→ Entries shown:
[Start of Attachment]

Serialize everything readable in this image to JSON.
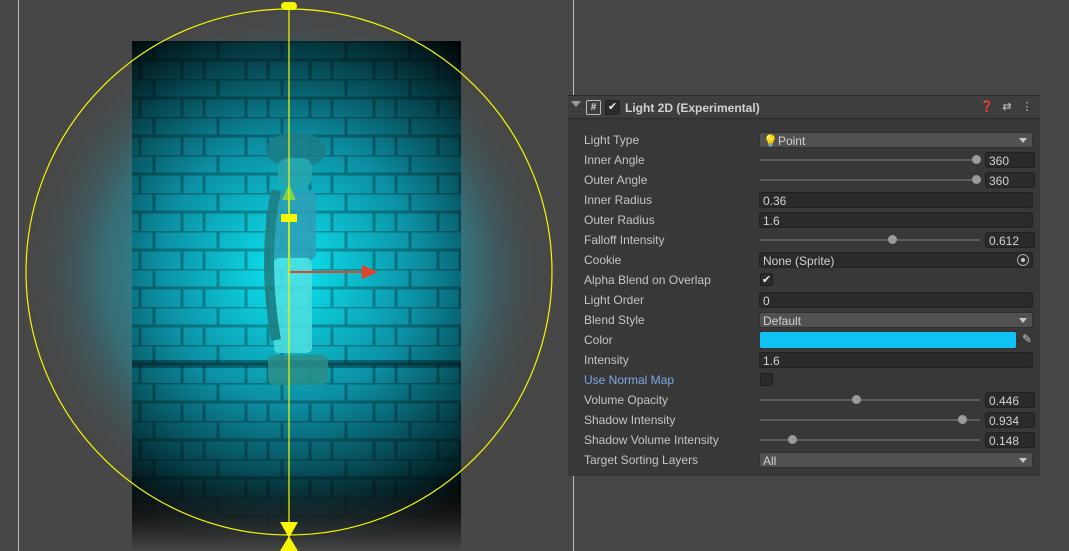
{
  "component": {
    "title": "Light 2D (Experimental)",
    "icon": "script-hash-icon",
    "enabled": true,
    "header_buttons": [
      "help-icon",
      "presets-icon",
      "kebab-menu-icon"
    ]
  },
  "properties": {
    "light_type": {
      "label": "Light Type",
      "value": "Point",
      "icon": "lightbulb-icon"
    },
    "inner_angle": {
      "label": "Inner Angle",
      "value": "360",
      "fraction": 1.0
    },
    "outer_angle": {
      "label": "Outer Angle",
      "value": "360",
      "fraction": 1.0
    },
    "inner_radius": {
      "label": "Inner Radius",
      "value": "0.36"
    },
    "outer_radius": {
      "label": "Outer Radius",
      "value": "1.6"
    },
    "falloff_intensity": {
      "label": "Falloff Intensity",
      "value": "0.612",
      "fraction": 0.612
    },
    "cookie": {
      "label": "Cookie",
      "value": "None (Sprite)"
    },
    "alpha_blend": {
      "label": "Alpha Blend on Overlap",
      "checked": true
    },
    "light_order": {
      "label": "Light Order",
      "value": "0"
    },
    "blend_style": {
      "label": "Blend Style",
      "value": "Default"
    },
    "color": {
      "label": "Color",
      "value": "#0fc3f5"
    },
    "intensity": {
      "label": "Intensity",
      "value": "1.6"
    },
    "use_normal_map": {
      "label": "Use Normal Map",
      "checked": false
    },
    "volume_opacity": {
      "label": "Volume Opacity",
      "value": "0.446",
      "fraction": 0.446
    },
    "shadow_intensity": {
      "label": "Shadow Intensity",
      "value": "0.934",
      "fraction": 0.934
    },
    "shadow_volume_intensity": {
      "label": "Shadow Volume Intensity",
      "value": "0.148",
      "fraction": 0.148
    },
    "target_sorting_layers": {
      "label": "Target Sorting Layers",
      "value": "All"
    }
  },
  "colors": {
    "editor_bg": "#474747",
    "panel_bg": "#383838",
    "light_color": "#0fc3f5",
    "gizmo": "#f7f700",
    "transform_x": "#e0452c",
    "transform_y": "#7cd04a"
  }
}
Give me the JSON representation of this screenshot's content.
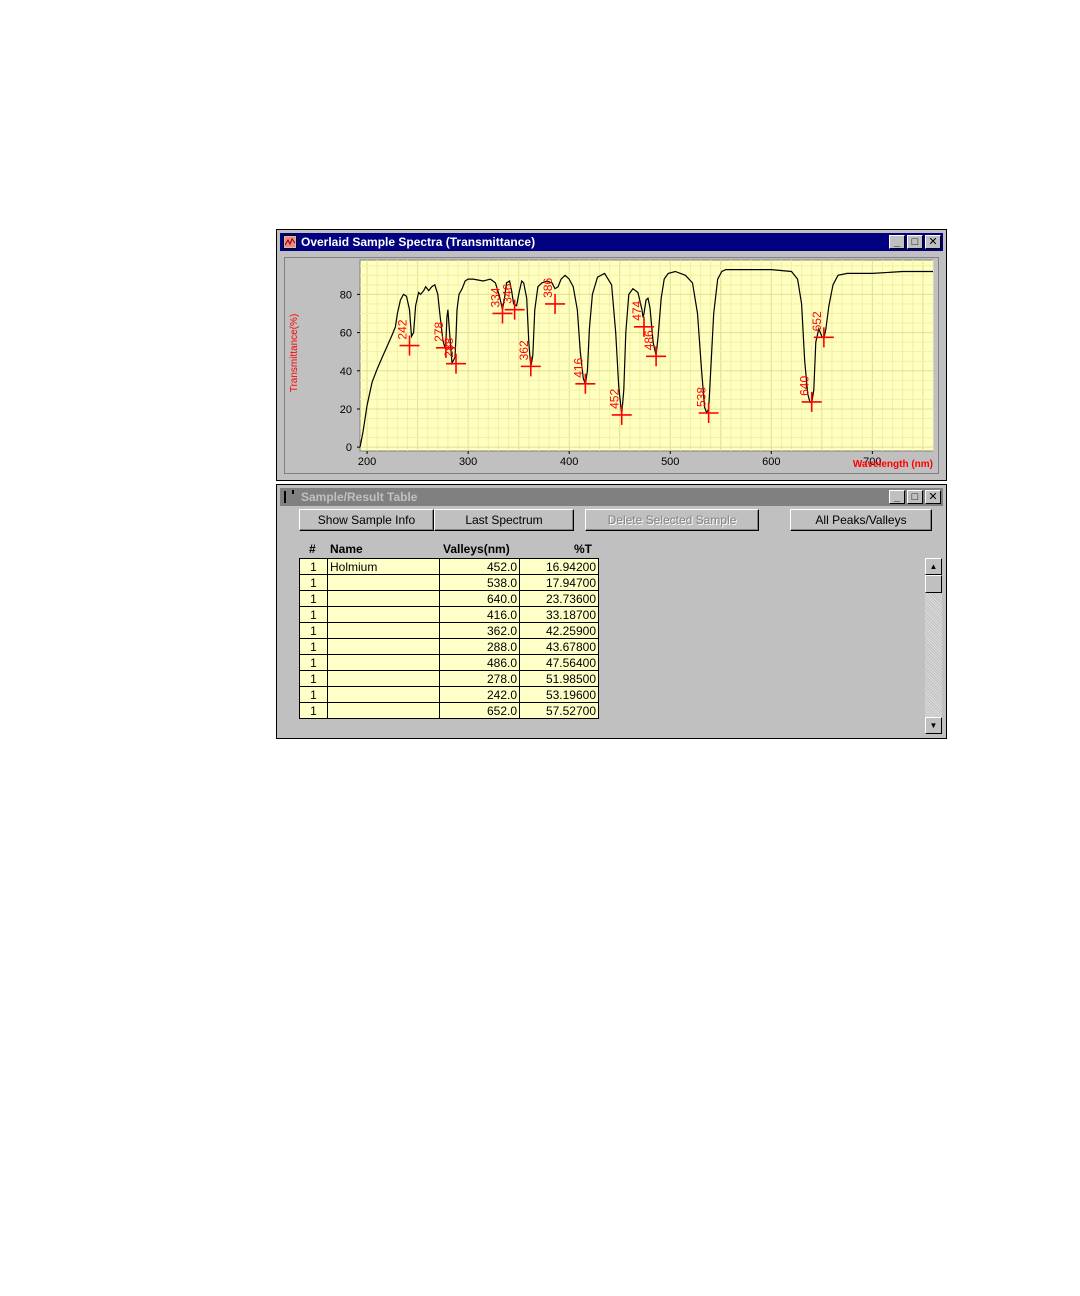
{
  "spectra_window": {
    "title": "Overlaid Sample Spectra (Transmittance)",
    "controls": {
      "minimize": "_",
      "maximize": "□",
      "close": "✕"
    }
  },
  "chart_data": {
    "type": "line",
    "ylabel": "Transmittance(%)",
    "xlabel": "Wavelength (nm)",
    "xlim": [
      193,
      760
    ],
    "ylim": [
      -2,
      98
    ],
    "x_ticks": [
      200,
      300,
      400,
      500,
      600,
      700
    ],
    "y_ticks": [
      0,
      20,
      40,
      60,
      80
    ],
    "grid": true,
    "background": "#ffffc0",
    "line_color": "#000000",
    "marker_color": "#ff0000",
    "series": [
      {
        "x": [
          193,
          196,
          200,
          205,
          210,
          215,
          220,
          225,
          228,
          230,
          233,
          236,
          239,
          242,
          244,
          246,
          248,
          251,
          253,
          256,
          258,
          261,
          264,
          267,
          270,
          272,
          275,
          277,
          278,
          279,
          280,
          282,
          284,
          287,
          288,
          289,
          291,
          294,
          297,
          300,
          305,
          315,
          322,
          327,
          331,
          334,
          336,
          338,
          341,
          343,
          345,
          348,
          350,
          353,
          355,
          358,
          360,
          362,
          364,
          366,
          369,
          373,
          378,
          383,
          386,
          389,
          392,
          396,
          400,
          404,
          408,
          411,
          414,
          416,
          418,
          420,
          423,
          428,
          435,
          442,
          446,
          449,
          452,
          454,
          456,
          459,
          463,
          468,
          472,
          473,
          474,
          476,
          478,
          480,
          483,
          486,
          488,
          491,
          494,
          498,
          505,
          515,
          522,
          527,
          531,
          534,
          536,
          538,
          540,
          543,
          547,
          551,
          555,
          562,
          575,
          600,
          620,
          626,
          630,
          633,
          636,
          638,
          640,
          642,
          644,
          647,
          650,
          652,
          654,
          657,
          661,
          666,
          675,
          700,
          730,
          760
        ],
        "y": [
          0,
          8,
          22,
          34,
          41,
          47,
          53,
          59,
          63,
          70,
          77,
          80,
          79,
          72,
          58,
          60,
          74,
          81,
          80,
          82,
          84,
          82,
          84,
          85,
          80,
          70,
          56,
          52,
          55,
          68,
          72,
          58,
          44,
          47,
          58,
          72,
          80,
          83,
          87,
          88,
          88,
          87,
          88,
          86,
          79,
          72,
          78,
          86,
          87,
          82,
          75,
          74,
          80,
          87,
          86,
          78,
          55,
          42,
          48,
          72,
          84,
          86,
          87,
          86,
          83,
          84,
          88,
          90,
          88,
          84,
          72,
          50,
          36,
          33,
          40,
          62,
          80,
          89,
          91,
          85,
          60,
          32,
          17,
          30,
          60,
          80,
          83,
          81,
          72,
          68,
          70,
          77,
          78,
          73,
          55,
          48,
          58,
          78,
          88,
          91,
          92,
          90,
          86,
          70,
          40,
          21,
          18,
          20,
          40,
          70,
          88,
          92,
          93,
          93,
          93,
          93,
          92,
          88,
          75,
          45,
          28,
          24,
          23,
          30,
          55,
          62,
          58,
          57,
          62,
          74,
          85,
          90,
          91,
          91,
          92,
          92
        ]
      }
    ],
    "markers": [
      {
        "label": "242",
        "x": 242,
        "y": 53.2
      },
      {
        "label": "278",
        "x": 278,
        "y": 52.0
      },
      {
        "label": "288",
        "x": 288,
        "y": 43.7
      },
      {
        "label": "334",
        "x": 334,
        "y": 70.0
      },
      {
        "label": "346",
        "x": 346,
        "y": 72.0
      },
      {
        "label": "362",
        "x": 362,
        "y": 42.3
      },
      {
        "label": "386",
        "x": 386,
        "y": 75.0
      },
      {
        "label": "416",
        "x": 416,
        "y": 33.2
      },
      {
        "label": "452",
        "x": 452,
        "y": 16.9
      },
      {
        "label": "474",
        "x": 474,
        "y": 63.0
      },
      {
        "label": "486",
        "x": 486,
        "y": 47.6
      },
      {
        "label": "538",
        "x": 538,
        "y": 17.9
      },
      {
        "label": "640",
        "x": 640,
        "y": 23.7
      },
      {
        "label": "652",
        "x": 652,
        "y": 57.5
      }
    ]
  },
  "table_window": {
    "title": "Sample/Result Table",
    "controls": {
      "minimize": "_",
      "maximize": "□",
      "close": "✕"
    },
    "buttons": {
      "show_sample_info": "Show Sample Info",
      "last_spectrum": "Last Spectrum",
      "delete_selected_sample": "Delete Selected Sample",
      "all_peaks_valleys": "All Peaks/Valleys"
    },
    "columns": {
      "num": "#",
      "name": "Name",
      "valleys": "Valleys(nm)",
      "t": "%T"
    },
    "rows": [
      {
        "num": "1",
        "name": "Holmium",
        "valley": "452.0",
        "t": "16.94200"
      },
      {
        "num": "1",
        "name": "",
        "valley": "538.0",
        "t": "17.94700"
      },
      {
        "num": "1",
        "name": "",
        "valley": "640.0",
        "t": "23.73600"
      },
      {
        "num": "1",
        "name": "",
        "valley": "416.0",
        "t": "33.18700"
      },
      {
        "num": "1",
        "name": "",
        "valley": "362.0",
        "t": "42.25900"
      },
      {
        "num": "1",
        "name": "",
        "valley": "288.0",
        "t": "43.67800"
      },
      {
        "num": "1",
        "name": "",
        "valley": "486.0",
        "t": "47.56400"
      },
      {
        "num": "1",
        "name": "",
        "valley": "278.0",
        "t": "51.98500"
      },
      {
        "num": "1",
        "name": "",
        "valley": "242.0",
        "t": "53.19600"
      },
      {
        "num": "1",
        "name": "",
        "valley": "652.0",
        "t": "57.52700"
      }
    ]
  }
}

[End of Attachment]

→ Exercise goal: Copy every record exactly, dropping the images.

→ Output for this task:
Serialize everything readable in this image to JSON.
{
  "component": {
    "title": "Light 2D (Experimental)",
    "icon": "script-hash-icon",
    "enabled": true,
    "header_buttons": [
      "help-icon",
      "presets-icon",
      "kebab-menu-icon"
    ]
  },
  "properties": {
    "light_type": {
      "label": "Light Type",
      "value": "Point",
      "icon": "lightbulb-icon"
    },
    "inner_angle": {
      "label": "Inner Angle",
      "value": "360",
      "fraction": 1.0
    },
    "outer_angle": {
      "label": "Outer Angle",
      "value": "360",
      "fraction": 1.0
    },
    "inner_radius": {
      "label": "Inner Radius",
      "value": "0.36"
    },
    "outer_radius": {
      "label": "Outer Radius",
      "value": "1.6"
    },
    "falloff_intensity": {
      "label": "Falloff Intensity",
      "value": "0.612",
      "fraction": 0.612
    },
    "cookie": {
      "label": "Cookie",
      "value": "None (Sprite)"
    },
    "alpha_blend": {
      "label": "Alpha Blend on Overlap",
      "checked": true
    },
    "light_order": {
      "label": "Light Order",
      "value": "0"
    },
    "blend_style": {
      "label": "Blend Style",
      "value": "Default"
    },
    "color": {
      "label": "Color",
      "value": "#0fc3f5"
    },
    "intensity": {
      "label": "Intensity",
      "value": "1.6"
    },
    "use_normal_map": {
      "label": "Use Normal Map",
      "checked": false
    },
    "volume_opacity": {
      "label": "Volume Opacity",
      "value": "0.446",
      "fraction": 0.446
    },
    "shadow_intensity": {
      "label": "Shadow Intensity",
      "value": "0.934",
      "fraction": 0.934
    },
    "shadow_volume_intensity": {
      "label": "Shadow Volume Intensity",
      "value": "0.148",
      "fraction": 0.148
    },
    "target_sorting_layers": {
      "label": "Target Sorting Layers",
      "value": "All"
    }
  },
  "colors": {
    "editor_bg": "#474747",
    "panel_bg": "#383838",
    "light_color": "#0fc3f5",
    "gizmo": "#f7f700",
    "transform_x": "#e0452c",
    "transform_y": "#7cd04a"
  }
}
Give me the JSON representation of this screenshot's content.
{
  "spectra_window": {
    "title": "Overlaid Sample Spectra (Transmittance)",
    "controls": {
      "minimize": "_",
      "maximize": "□",
      "close": "✕"
    }
  },
  "chart_data": {
    "type": "line",
    "ylabel": "Transmittance(%)",
    "xlabel": "Wavelength (nm)",
    "xlim": [
      193,
      760
    ],
    "ylim": [
      -2,
      98
    ],
    "x_ticks": [
      200,
      300,
      400,
      500,
      600,
      700
    ],
    "y_ticks": [
      0,
      20,
      40,
      60,
      80
    ],
    "grid": true,
    "background": "#ffffc0",
    "line_color": "#000000",
    "marker_color": "#ff0000",
    "series": [
      {
        "x": [
          193,
          196,
          200,
          205,
          210,
          215,
          220,
          225,
          228,
          230,
          233,
          236,
          239,
          242,
          244,
          246,
          248,
          251,
          253,
          256,
          258,
          261,
          264,
          267,
          270,
          272,
          275,
          277,
          278,
          279,
          280,
          282,
          284,
          287,
          288,
          289,
          291,
          294,
          297,
          300,
          305,
          315,
          322,
          327,
          331,
          334,
          336,
          338,
          341,
          343,
          345,
          348,
          350,
          353,
          355,
          358,
          360,
          362,
          364,
          366,
          369,
          373,
          378,
          383,
          386,
          389,
          392,
          396,
          400,
          404,
          408,
          411,
          414,
          416,
          418,
          420,
          423,
          428,
          435,
          442,
          446,
          449,
          452,
          454,
          456,
          459,
          463,
          468,
          472,
          473,
          474,
          476,
          478,
          480,
          483,
          486,
          488,
          491,
          494,
          498,
          505,
          515,
          522,
          527,
          531,
          534,
          536,
          538,
          540,
          543,
          547,
          551,
          555,
          562,
          575,
          600,
          620,
          626,
          630,
          633,
          636,
          638,
          640,
          642,
          644,
          647,
          650,
          652,
          654,
          657,
          661,
          666,
          675,
          700,
          730,
          760
        ],
        "y": [
          0,
          8,
          22,
          34,
          41,
          47,
          53,
          59,
          63,
          70,
          77,
          80,
          79,
          72,
          58,
          60,
          74,
          81,
          80,
          82,
          84,
          82,
          84,
          85,
          80,
          70,
          56,
          52,
          55,
          68,
          72,
          58,
          44,
          47,
          58,
          72,
          80,
          83,
          87,
          88,
          88,
          87,
          88,
          86,
          79,
          72,
          78,
          86,
          87,
          82,
          75,
          74,
          80,
          87,
          86,
          78,
          55,
          42,
          48,
          72,
          84,
          86,
          87,
          86,
          83,
          84,
          88,
          90,
          88,
          84,
          72,
          50,
          36,
          33,
          40,
          62,
          80,
          89,
          91,
          85,
          60,
          32,
          17,
          30,
          60,
          80,
          83,
          81,
          72,
          68,
          70,
          77,
          78,
          73,
          55,
          48,
          58,
          78,
          88,
          91,
          92,
          90,
          86,
          70,
          40,
          21,
          18,
          20,
          40,
          70,
          88,
          92,
          93,
          93,
          93,
          93,
          92,
          88,
          75,
          45,
          28,
          24,
          23,
          30,
          55,
          62,
          58,
          57,
          62,
          74,
          85,
          90,
          91,
          91,
          92,
          92
        ]
      }
    ],
    "markers": [
      {
        "label": "242",
        "x": 242,
        "y": 53.2
      },
      {
        "label": "278",
        "x": 278,
        "y": 52.0
      },
      {
        "label": "288",
        "x": 288,
        "y": 43.7
      },
      {
        "label": "334",
        "x": 334,
        "y": 70.0
      },
      {
        "label": "346",
        "x": 346,
        "y": 72.0
      },
      {
        "label": "362",
        "x": 362,
        "y": 42.3
      },
      {
        "label": "386",
        "x": 386,
        "y": 75.0
      },
      {
        "label": "416",
        "x": 416,
        "y": 33.2
      },
      {
        "label": "452",
        "x": 452,
        "y": 16.9
      },
      {
        "label": "474",
        "x": 474,
        "y": 63.0
      },
      {
        "label": "486",
        "x": 486,
        "y": 47.6
      },
      {
        "label": "538",
        "x": 538,
        "y": 17.9
      },
      {
        "label": "640",
        "x": 640,
        "y": 23.7
      },
      {
        "label": "652",
        "x": 652,
        "y": 57.5
      }
    ]
  },
  "table_window": {
    "title": "Sample/Result Table",
    "controls": {
      "minimize": "_",
      "maximize": "□",
      "close": "✕"
    },
    "buttons": {
      "show_sample_info": "Show Sample Info",
      "last_spectrum": "Last Spectrum",
      "delete_selected_sample": "Delete Selected Sample",
      "all_peaks_valleys": "All Peaks/Valleys"
    },
    "columns": {
      "num": "#",
      "name": "Name",
      "valleys": "Valleys(nm)",
      "t": "%T"
    },
    "rows": [
      {
        "num": "1",
        "name": "Holmium",
        "valley": "452.0",
        "t": "16.94200"
      },
      {
        "num": "1",
        "name": "",
        "valley": "538.0",
        "t": "17.94700"
      },
      {
        "num": "1",
        "name": "",
        "valley": "640.0",
        "t": "23.73600"
      },
      {
        "num": "1",
        "name": "",
        "valley": "416.0",
        "t": "33.18700"
      },
      {
        "num": "1",
        "name": "",
        "valley": "362.0",
        "t": "42.25900"
      },
      {
        "num": "1",
        "name": "",
        "valley": "288.0",
        "t": "43.67800"
      },
      {
        "num": "1",
        "name": "",
        "valley": "486.0",
        "t": "47.56400"
      },
      {
        "num": "1",
        "name": "",
        "valley": "278.0",
        "t": "51.98500"
      },
      {
        "num": "1",
        "name": "",
        "valley": "242.0",
        "t": "53.19600"
      },
      {
        "num": "1",
        "name": "",
        "valley": "652.0",
        "t": "57.52700"
      }
    ]
  }
}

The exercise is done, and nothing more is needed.